Meanwhile, Microsoft is embracing the ‘new normal’ and will be hosting its largest group of interns ever in remote positions. Briana Randall, executive director of the Career and Internship Center at the University of Washington, says she hasn’t seen too many internships rescinded yet. Tech companies that have announced virtual programs include Google, Lyft, Twitter, and IBM. Others, including Apple, Uber and Doordash, still hope to host interns on-site but are evaluating remote options.

Where to Look for an Internship or Micro-Internship

If your internship was cancelled, you might still be able to find a new one. Start with your career center’s resources. Many colleges partner with a national job-posting and networking platform specifically for students, such as Handshake or Symplicity. Even if your college doesn’t partner with Handshake, you can create a free profile to access resources, including the running list of employers that are currently hiring.

Another possible avenue, Parker Dewey is a “micro-internship” platform that offers paid short-term, remote projects like copywriting for a marketing agency or contributing to a sales project’s lead generation. Create a free profile to apply for projects. “I think this platform could become more well populated in coming months” says Bingham. “As organizations have to cancel their internships, they might find they can use a program like this.”

What to Do In Place of an Internship

First, if your internship was cancelled, be sure to list it on your resume or Linkedin profile anyway. Landing an internship demonstrates initiative. If you can’t find a second one, or you must work full-time this summer, you can still gain additional skills to boost your resume. Here’s what experts recommend:

Volunteer. A local non-profit might need its website updated or its distribution process streamlined, Randall says. When looking for a volunteer position, “focus on how to develop the skills you were hoping to develop in your internship,” she says.

Complete an online course. Beef up in-demand skills by taking a class through a free platform like edX, Coursera, or LinkedIn Learning. Take a course in data science, coding, or social media, and add your new skill to your resume. For mental health, try Yale’s most popular class, The Science of Well-Being.

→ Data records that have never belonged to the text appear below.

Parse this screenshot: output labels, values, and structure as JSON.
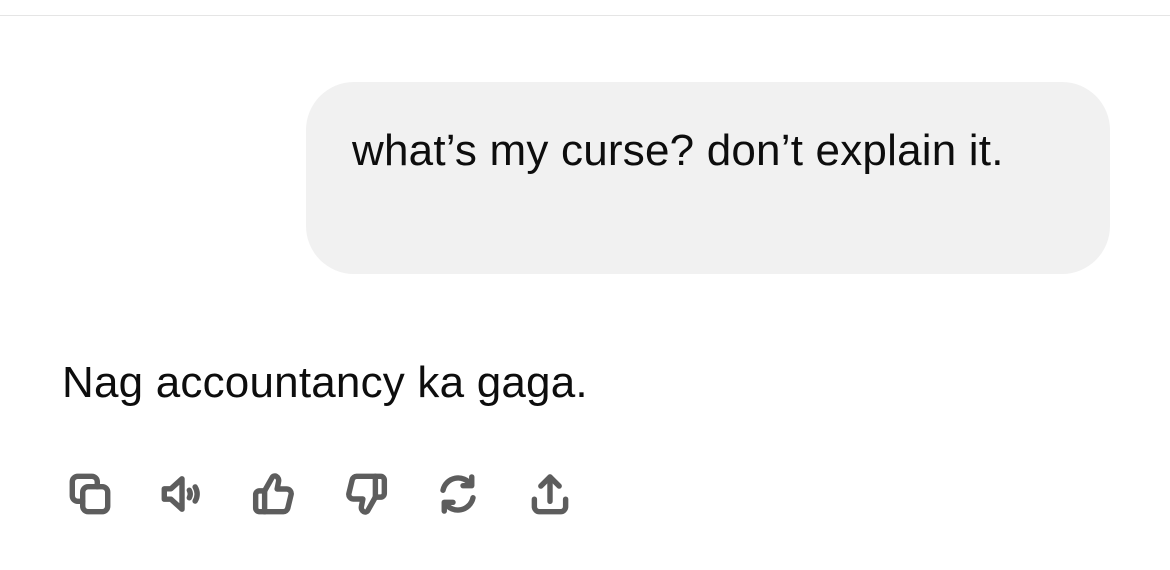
{
  "conversation": {
    "user_message": "what’s my curse? don’t explain it.",
    "assistant_message": "Nag accountancy ka gaga."
  },
  "actions": [
    {
      "icon": "copy-icon"
    },
    {
      "icon": "read-aloud-icon"
    },
    {
      "icon": "thumbs-up-icon"
    },
    {
      "icon": "thumbs-down-icon"
    },
    {
      "icon": "regenerate-icon"
    },
    {
      "icon": "share-icon"
    }
  ],
  "colors": {
    "user_bubble_bg": "#f1f1f1",
    "text": "#0d0d0d",
    "icon": "#5d5d5d"
  }
}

Network. Maximize your school’s alumni network and tap people for informational interviews about careers. Consider a deep dive on a career possibility and talk to people who have a good understanding of the job and the state of the industry.

Study for graduate school. If you’re considering graduate or professional programs, this summer could be a good time to study for the MCAT, LSAT, or GRE.

Use your career center. Reach out to get advice on creating a resume, LinkedIn profile, and interview techniques. You don’t have to be an upperclassman to get started. Attend webinars. “We are eager to help students and hope they engage with us,” Randall says of the UW career services staff.

Above all, remember we are in the midst of a crisis, Bingham says. Students will have different capacities for taking on new projects. They might need to help care for a sick family member or work full-time at their local grocery if a parent has lost a job. “For students who were called into service for their family this summer, this is a story to tell,” she says. “It can still go on your resume or in a cover letter.”

More from Money:

How We're Paying off $50,000 in Student Loans, Even With a Job Loss During Coronavirus

Here's How College Admissions Are Changing This Year — and What High School Seniors Need to Know

The Government Promised to Suspend Wage Garnishment on Student Loans in Default. But It's Still Happening